As a sacramental minister, the military chaplain must bring Christ and the healing presence of the Church to women and men serving in an endless range of uncomfortable, stressful, and often life-threatening circumstances. He must be prepared to transfer from homeland ministry to ministry in a war zone at a moment's notice, and act as comforter to military service members and their families in a way few others will ever experience.

Providing for the spiritual and sacramental needs of men and women in uniform is an essential task, and priest chaplains are in higher demand now than ever before. Christ needs men to answer the call to the chaplaincy for the good of others, the Church, the country, and the world.

What does a call from God sound like?

God calls people in many different ways. You don't have to wait for a lightning bolt or a supernatural vision. Most often the call from God is found deep within your own heart. It might manifest itself in different ways such as a desire to help others or to know God more deeply. If you enjoy being with people, especially during some of the most profound moments in their lives—their weddings, the birth of their children, the death of a loved one—the priesthood could be for you. No two callings are the same, just like no two priests are the same. If you think you are being called, follow your heart. If you do not, you will be left wondering for the rest of your life.

How do I know if I’m called?

As with every vocation, there are signs which may indicate a call to the priesthood.
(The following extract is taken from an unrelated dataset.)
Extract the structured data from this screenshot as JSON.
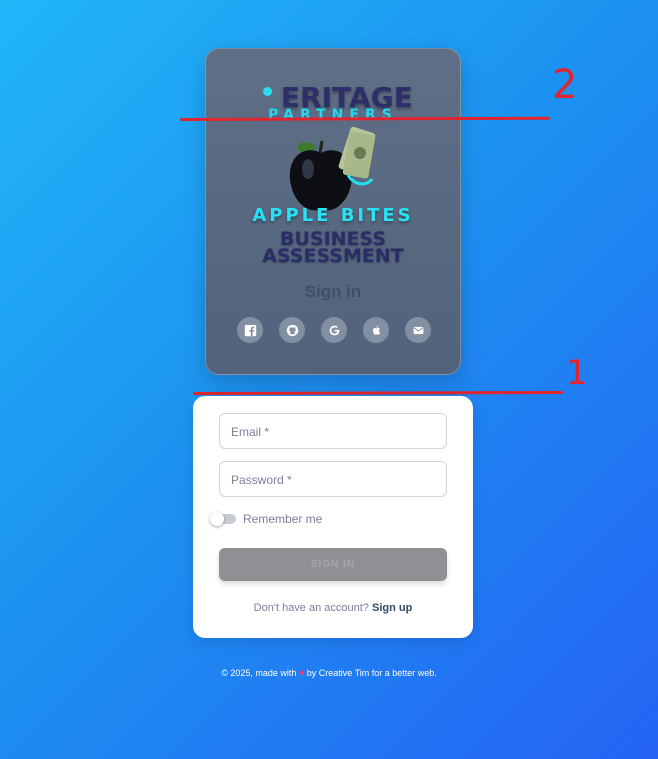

They include:
  • A deep and abiding love for Christ and his Holy Church.
  • An attraction to service—both to the Church and to the entirety of humanity.
  • A willingness to devote oneself entirely to the service of God.
  • An attraction to priestly ministry, priestly service and life as a priest.
  • A sense of calling to a greater purpose in life.
  • An invitation to consider the priesthood from a pastor, friend or someone close to you.
  • Mental, physical and emotional health necessary for such a vocation.
  • A general desire to serve Christ as a priest.

If you feel these signs have manifested themselves in your life, contact a priest or military priest-chaplain and the AMS Director of Vocations at  vocations@milarch.org.


The harvest is plentiful, but the laborers are few; therefore I ask the Lord of the harvest to send out laborers." --Luke 10:2